Cellophane in CD envelope bonding to disc - damage

I have what could be a very serious problem. For quite some time, I’ve kept CDs in paper envelopes (purchased at Future Shop) which include round cellophane windows in them. I’ve recently noticed that the clear cellopohane is bonding to the face of the CD (the bare spots that don’t have factory labelling printed on them) and peels it away from the disc surface when it’s removed. This is also peeling away the reflective layer and, needless to say, making the discs completely unreadable.

Naturally, the first thing I did was throw away the empty, unused envelopes. Unfortunately, I may have hundreds of discs at risk that have already been put in these envelopes. I don’t know yet if it’s happening to all of the discs that are in those envelopes, or just a particular brand. The one’s I’ve noticed it happening to are 80-minute PNY brand (www.pny.com) CD-Rs, and they’re marked as 16x speed.

Am I a fool? Has this happened to anyone else? Any suggestions?

i’ve heard of this before, and I know that the plastic window in some of the envelopes that I have used bonded to some of my CDs, but they were Princo, and were not damaged by pulling it off. I would suggest getting a cheap CD-Rom that you don’t mind potentially destroying, and just cut around the cd leaving the cellophane on it, and copying at a low speed if any of these have critical data. Sorry to hear about that, hope that you can get all of your data back. i’m in a similar mess, I burned a lot of KingPro CD-Rs and I have recently discovered that they are losing all the data stored on them, so I feel your pain.

btw, I know that PNY CD-Rs are especially bad about the record surface peeling from the disc. I had some and they would begin to come apart for no reason.

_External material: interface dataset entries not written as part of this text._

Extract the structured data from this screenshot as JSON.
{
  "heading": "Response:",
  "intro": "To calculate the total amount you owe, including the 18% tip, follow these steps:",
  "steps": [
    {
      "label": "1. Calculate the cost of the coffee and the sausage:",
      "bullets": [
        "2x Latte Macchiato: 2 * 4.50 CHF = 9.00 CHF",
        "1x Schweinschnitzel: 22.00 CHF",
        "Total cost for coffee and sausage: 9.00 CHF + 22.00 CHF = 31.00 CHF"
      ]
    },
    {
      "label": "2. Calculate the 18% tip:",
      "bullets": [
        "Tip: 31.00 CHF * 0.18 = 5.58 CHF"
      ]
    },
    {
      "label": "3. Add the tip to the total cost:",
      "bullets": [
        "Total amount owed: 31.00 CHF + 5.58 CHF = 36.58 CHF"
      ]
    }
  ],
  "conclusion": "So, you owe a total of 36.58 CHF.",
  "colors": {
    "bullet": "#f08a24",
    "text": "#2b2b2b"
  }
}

Update: It’s not as bad as it could have been, since many of the discs I was worried about are not the PNY brand and don’t have the problem. Never again will I purchase PNY discs, obviously. Also, a number of them are SVCDs which still seem playable along their whole length in my Apex AD-600A, despite the fact that the recording surface has lifted away (it remains attached, but it’s bubbled - the moiré interference patterns are kind of weird).

Some of these discs might be recoverable by copying at low speed, but putting them into any newer drive seems to not work. It could be a difference in firmware between the Apex and my CD-RW drive, or it could be a matter of speed. Just the high rotation speed of a newer CD-RW drive (much higher than an SVCD player would need, obviously) might make it worse once the problem begins, and I suppose the discs would spin up to high speed when first put in, even if I tried to read them off at a lower speed.

Anyway, it doesn’t seem as urgent as I first feared, but it still pisses me off. Beware this combination.

I wonder if you warm them slightly if it would peel off easier?

Originally posted by rdgrimes
I wonder if you warm them slightly if it would peel off easier?

Best not to warm these I think. I’ve had them before and the slightest little temperature change makes them bubble up. The only difference with my situation was that the discs had not been mis-used at all. They were kept in a CD album and never exposed to temperature extremes. They just began to get bubbles.

I got at home about Noname 500 CD-Rs from Taiwan in shrinkwrap and they also bond together, but this is usually no problem.